Entries from a dataset of interfaces:
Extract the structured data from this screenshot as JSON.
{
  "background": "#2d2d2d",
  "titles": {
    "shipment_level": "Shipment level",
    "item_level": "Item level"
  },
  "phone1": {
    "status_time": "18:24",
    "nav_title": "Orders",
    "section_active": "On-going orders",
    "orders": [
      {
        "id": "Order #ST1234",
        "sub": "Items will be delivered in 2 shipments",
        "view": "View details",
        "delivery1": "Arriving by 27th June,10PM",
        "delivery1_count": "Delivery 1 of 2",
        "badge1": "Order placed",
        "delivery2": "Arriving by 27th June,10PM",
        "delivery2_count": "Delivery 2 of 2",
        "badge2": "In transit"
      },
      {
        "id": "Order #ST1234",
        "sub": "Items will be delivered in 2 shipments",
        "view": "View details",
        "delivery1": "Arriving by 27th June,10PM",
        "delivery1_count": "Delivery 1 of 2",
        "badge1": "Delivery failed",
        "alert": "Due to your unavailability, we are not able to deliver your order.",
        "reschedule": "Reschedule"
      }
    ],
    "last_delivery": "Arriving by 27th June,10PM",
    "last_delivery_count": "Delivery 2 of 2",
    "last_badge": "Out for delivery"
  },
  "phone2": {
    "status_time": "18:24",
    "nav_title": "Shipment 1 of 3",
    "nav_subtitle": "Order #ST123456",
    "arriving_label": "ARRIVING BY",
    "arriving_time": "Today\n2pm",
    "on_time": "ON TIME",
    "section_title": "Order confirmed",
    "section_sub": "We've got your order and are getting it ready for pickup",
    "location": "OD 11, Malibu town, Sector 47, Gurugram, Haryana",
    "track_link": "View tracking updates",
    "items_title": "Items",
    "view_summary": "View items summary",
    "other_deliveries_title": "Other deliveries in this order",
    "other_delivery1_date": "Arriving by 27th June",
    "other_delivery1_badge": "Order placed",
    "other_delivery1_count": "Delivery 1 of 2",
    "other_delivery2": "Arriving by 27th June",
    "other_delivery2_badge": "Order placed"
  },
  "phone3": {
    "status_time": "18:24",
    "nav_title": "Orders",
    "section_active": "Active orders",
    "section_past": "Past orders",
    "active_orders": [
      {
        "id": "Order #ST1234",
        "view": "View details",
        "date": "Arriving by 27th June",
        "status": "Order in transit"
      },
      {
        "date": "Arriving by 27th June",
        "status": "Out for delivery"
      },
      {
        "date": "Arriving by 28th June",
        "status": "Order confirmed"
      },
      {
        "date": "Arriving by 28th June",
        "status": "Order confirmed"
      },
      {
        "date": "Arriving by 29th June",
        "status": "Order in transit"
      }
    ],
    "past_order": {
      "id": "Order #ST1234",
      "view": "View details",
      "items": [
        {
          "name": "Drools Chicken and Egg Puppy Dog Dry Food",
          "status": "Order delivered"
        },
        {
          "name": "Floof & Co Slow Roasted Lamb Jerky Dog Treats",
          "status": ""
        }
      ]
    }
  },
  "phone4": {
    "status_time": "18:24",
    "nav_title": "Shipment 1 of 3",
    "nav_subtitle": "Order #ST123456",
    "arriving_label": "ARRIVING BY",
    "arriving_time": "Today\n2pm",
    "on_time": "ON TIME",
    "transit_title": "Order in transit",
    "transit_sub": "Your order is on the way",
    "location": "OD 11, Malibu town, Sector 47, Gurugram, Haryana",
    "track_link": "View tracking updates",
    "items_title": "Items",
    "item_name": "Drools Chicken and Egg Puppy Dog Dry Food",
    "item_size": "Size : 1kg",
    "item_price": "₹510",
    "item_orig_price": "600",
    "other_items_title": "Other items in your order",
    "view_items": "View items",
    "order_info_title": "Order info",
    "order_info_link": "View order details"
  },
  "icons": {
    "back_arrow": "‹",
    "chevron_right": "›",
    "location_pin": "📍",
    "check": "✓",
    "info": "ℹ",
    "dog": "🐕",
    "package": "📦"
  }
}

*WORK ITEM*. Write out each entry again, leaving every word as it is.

*TASK RESULT*.
Extract the structured data from this screenshot as JSON.
{
  "background": "#2d2d2d",
  "titles": {
    "shipment_level": "Shipment level",
    "item_level": "Item level"
  },
  "phone1": {
    "status_time": "18:24",
    "nav_title": "Orders",
    "section_active": "On-going orders",
    "orders": [
      {
        "id": "Order #ST1234",
        "sub": "Items will be delivered in 2 shipments",
        "view": "View details",
        "delivery1": "Arriving by 27th June,10PM",
        "delivery1_count": "Delivery 1 of 2",
        "badge1": "Order placed",
        "delivery2": "Arriving by 27th June,10PM",
        "delivery2_count": "Delivery 2 of 2",
        "badge2": "In transit"
      },
      {
        "id": "Order #ST1234",
        "sub": "Items will be delivered in 2 shipments",
        "view": "View details",
        "delivery1": "Arriving by 27th June,10PM",
        "delivery1_count": "Delivery 1 of 2",
        "badge1": "Delivery failed",
        "alert": "Due to your unavailability, we are not able to deliver your order.",
        "reschedule": "Reschedule"
      }
    ],
    "last_delivery": "Arriving by 27th June,10PM",
    "last_delivery_count": "Delivery 2 of 2",
    "last_badge": "Out for delivery"
  },
  "phone2": {
    "status_time": "18:24",
    "nav_title": "Shipment 1 of 3",
    "nav_subtitle": "Order #ST123456",
    "arriving_label": "ARRIVING BY",
    "arriving_time": "Today\n2pm",
    "on_time": "ON TIME",
    "section_title": "Order confirmed",
    "section_sub": "We've got your order and are getting it ready for pickup",
    "location": "OD 11, Malibu town, Sector 47, Gurugram, Haryana",
    "track_link": "View tracking updates",
    "items_title": "Items",
    "view_summary": "View items summary",
    "other_deliveries_title": "Other deliveries in this order",
    "other_delivery1_date": "Arriving by 27th June",
    "other_delivery1_badge": "Order placed",
    "other_delivery1_count": "Delivery 1 of 2",
    "other_delivery2": "Arriving by 27th June",
    "other_delivery2_badge": "Order placed"
  },
  "phone3": {
    "status_time": "18:24",
    "nav_title": "Orders",
    "section_active": "Active orders",
    "section_past": "Past orders",
    "active_orders": [
      {
        "id": "Order #ST1234",
        "view": "View details",
        "date": "Arriving by 27th June",
        "status": "Order in transit"
      },
      {
        "date": "Arriving by 27th June",
        "status": "Out for delivery"
      },
      {
        "date": "Arriving by 28th June",
        "status": "Order confirmed"
      },
      {
        "date": "Arriving by 28th June",
        "status": "Order confirmed"
      },
      {
        "date": "Arriving by 29th June",
        "status": "Order in transit"
      }
    ],
    "past_order": {
      "id": "Order #ST1234",
      "view": "View details",
      "items": [
        {
          "name": "Drools Chicken and Egg Puppy Dog Dry Food",
          "status": "Order delivered"
        },
        {
          "name": "Floof & Co Slow Roasted Lamb Jerky Dog Treats",
          "status": ""
        }
      ]
    }
  },
  "phone4": {
    "status_time": "18:24",
    "nav_title": "Shipment 1 of 3",
    "nav_subtitle": "Order #ST123456",
    "arriving_label": "ARRIVING BY",
    "arriving_time": "Today\n2pm",
    "on_time": "ON TIME",
    "transit_title": "Order in transit",
    "transit_sub": "Your order is on the way",
    "location": "OD 11, Malibu town, Sector 47, Gurugram, Haryana",
    "track_link": "View tracking updates",
    "items_title": "Items",
    "item_name": "Drools Chicken and Egg Puppy Dog Dry Food",
    "item_size": "Size : 1kg",
    "item_price": "₹510",
    "item_orig_price": "600",
    "other_items_title": "Other items in your order",
    "view_items": "View items",
    "order_info_title": "Order info",
    "order_info_link": "View order details"
  },
  "icons": {
    "back_arrow": "‹",
    "chevron_right": "›",
    "location_pin": "📍",
    "check": "✓",
    "info": "ℹ",
    "dog": "🐕",
    "package": "📦"
  }
}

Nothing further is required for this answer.